Top of RECORDED DATA

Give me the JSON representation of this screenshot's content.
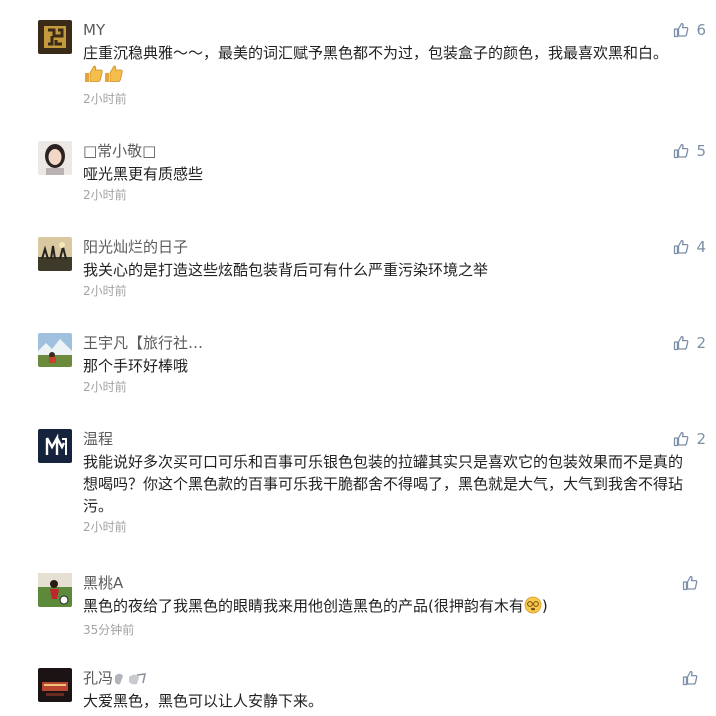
{
  "comments": [
    {
      "username": "MY",
      "text": "庄重沉稳典雅～～，最美的词汇赋予黑色都不为过，包装盒子的颜色，我最喜欢黑和白。",
      "emoji": "thumbs-up-icon thumbs-up-icon",
      "time": "2小时前",
      "likes": "6"
    },
    {
      "username": "□常小敬□",
      "text": "哑光黑更有质感些",
      "time": "2小时前",
      "likes": "5"
    },
    {
      "username": "阳光灿烂的日子",
      "text": "我关心的是打造这些炫酷包装背后可有什么严重污染环境之举",
      "time": "2小时前",
      "likes": "4"
    },
    {
      "username": "王宇凡【旅行社…",
      "text": "那个手环好棒哦",
      "time": "2小时前",
      "likes": "2"
    },
    {
      "username": "温程",
      "text": "我能说好多次买可口可乐和百事可乐银色包装的拉罐其实只是喜欢它的包装效果而不是真的想喝吗？你这个黑色款的百事可乐我干脆都舍不得喝了，黑色就是大气，大气到我舍不得玷污。",
      "time": "2小时前",
      "likes": "2"
    },
    {
      "username": "黑桃A",
      "text": "黑色的夜给了我黑色的眼睛我来用他创造黑色的产品(很押韵有木有",
      "text_tail": ")",
      "emoji": "dizzy-face-icon",
      "time": "35分钟前",
      "likes": ""
    },
    {
      "username": "孔冯",
      "username_emoji": "clap-hands-icon",
      "text": "大爱黑色，黑色可以让人安静下来。",
      "time": "",
      "likes": ""
    }
  ]
}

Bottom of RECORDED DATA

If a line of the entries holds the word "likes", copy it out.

      "likes": "6"
      "likes": "5"
      "likes": "4"
      "likes": "2"
      "likes": "2"
      "likes": ""
      "likes": ""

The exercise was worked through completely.